- _Exercise objective_
All that is wanted is how many lines in the records below include the string "What".

- _Materials provided_
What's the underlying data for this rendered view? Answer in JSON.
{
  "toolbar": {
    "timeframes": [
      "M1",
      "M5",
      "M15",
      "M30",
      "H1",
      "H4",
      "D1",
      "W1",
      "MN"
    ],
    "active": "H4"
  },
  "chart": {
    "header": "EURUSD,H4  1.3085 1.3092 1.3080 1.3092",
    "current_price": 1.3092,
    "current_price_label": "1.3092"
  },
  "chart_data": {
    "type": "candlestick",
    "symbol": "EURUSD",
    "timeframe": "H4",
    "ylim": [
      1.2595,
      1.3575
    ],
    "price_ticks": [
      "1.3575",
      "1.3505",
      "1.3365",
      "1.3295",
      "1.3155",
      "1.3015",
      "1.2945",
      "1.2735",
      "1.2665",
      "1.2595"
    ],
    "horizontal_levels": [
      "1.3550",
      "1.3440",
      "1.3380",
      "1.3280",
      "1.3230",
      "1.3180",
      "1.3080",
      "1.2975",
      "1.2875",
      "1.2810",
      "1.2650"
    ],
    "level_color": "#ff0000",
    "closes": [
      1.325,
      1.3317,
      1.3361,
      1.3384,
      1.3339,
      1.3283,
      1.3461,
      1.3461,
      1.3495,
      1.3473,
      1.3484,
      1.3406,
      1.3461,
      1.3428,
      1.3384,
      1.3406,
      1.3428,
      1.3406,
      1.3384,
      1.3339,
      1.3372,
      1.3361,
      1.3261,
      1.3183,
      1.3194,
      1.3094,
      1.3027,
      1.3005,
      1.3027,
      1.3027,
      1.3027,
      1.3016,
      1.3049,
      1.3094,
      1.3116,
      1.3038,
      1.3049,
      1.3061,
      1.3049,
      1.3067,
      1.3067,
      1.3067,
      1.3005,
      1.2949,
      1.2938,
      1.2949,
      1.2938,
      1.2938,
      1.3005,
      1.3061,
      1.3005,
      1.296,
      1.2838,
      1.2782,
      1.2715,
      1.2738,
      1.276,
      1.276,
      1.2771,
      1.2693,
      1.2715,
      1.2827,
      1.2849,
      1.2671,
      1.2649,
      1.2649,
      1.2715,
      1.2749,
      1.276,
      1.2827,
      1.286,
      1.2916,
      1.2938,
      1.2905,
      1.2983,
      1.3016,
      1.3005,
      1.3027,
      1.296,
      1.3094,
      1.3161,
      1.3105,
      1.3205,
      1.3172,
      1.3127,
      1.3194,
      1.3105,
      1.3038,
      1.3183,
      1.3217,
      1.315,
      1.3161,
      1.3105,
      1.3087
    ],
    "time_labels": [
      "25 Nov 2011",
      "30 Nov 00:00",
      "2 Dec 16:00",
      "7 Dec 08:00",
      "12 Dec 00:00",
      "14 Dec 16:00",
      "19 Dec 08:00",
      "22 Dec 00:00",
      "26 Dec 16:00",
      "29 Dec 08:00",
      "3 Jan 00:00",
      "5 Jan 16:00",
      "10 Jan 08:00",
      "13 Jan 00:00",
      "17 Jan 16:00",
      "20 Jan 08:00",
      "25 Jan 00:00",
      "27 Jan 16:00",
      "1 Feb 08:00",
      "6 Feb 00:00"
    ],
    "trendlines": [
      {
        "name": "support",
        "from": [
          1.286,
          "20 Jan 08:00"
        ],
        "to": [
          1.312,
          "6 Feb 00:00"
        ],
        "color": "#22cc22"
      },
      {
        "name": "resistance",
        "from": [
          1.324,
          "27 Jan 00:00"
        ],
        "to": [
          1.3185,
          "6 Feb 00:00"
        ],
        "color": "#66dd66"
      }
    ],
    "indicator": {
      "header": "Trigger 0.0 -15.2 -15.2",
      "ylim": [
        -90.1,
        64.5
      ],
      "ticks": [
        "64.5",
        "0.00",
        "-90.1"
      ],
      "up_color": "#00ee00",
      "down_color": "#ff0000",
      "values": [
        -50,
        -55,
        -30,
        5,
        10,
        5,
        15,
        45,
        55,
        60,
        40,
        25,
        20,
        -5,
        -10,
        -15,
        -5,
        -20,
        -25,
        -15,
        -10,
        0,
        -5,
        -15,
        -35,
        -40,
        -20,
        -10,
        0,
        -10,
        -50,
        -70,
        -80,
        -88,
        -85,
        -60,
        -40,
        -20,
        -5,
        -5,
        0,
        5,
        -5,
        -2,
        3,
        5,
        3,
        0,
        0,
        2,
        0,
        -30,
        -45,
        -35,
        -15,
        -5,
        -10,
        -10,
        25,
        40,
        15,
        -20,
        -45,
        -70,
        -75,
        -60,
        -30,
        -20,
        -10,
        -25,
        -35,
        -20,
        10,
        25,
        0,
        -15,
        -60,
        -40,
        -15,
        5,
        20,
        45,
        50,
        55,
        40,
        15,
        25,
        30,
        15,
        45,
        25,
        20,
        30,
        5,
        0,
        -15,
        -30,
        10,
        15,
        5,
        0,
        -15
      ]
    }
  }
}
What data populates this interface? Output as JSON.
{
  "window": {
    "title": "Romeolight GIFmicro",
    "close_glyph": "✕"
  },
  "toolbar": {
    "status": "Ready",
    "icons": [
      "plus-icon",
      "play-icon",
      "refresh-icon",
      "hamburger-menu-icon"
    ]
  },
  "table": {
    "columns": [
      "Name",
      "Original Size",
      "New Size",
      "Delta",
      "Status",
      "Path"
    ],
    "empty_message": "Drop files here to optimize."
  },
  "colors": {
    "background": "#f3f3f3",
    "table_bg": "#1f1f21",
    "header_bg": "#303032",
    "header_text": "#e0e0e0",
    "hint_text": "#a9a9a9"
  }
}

- _Result for this task_
2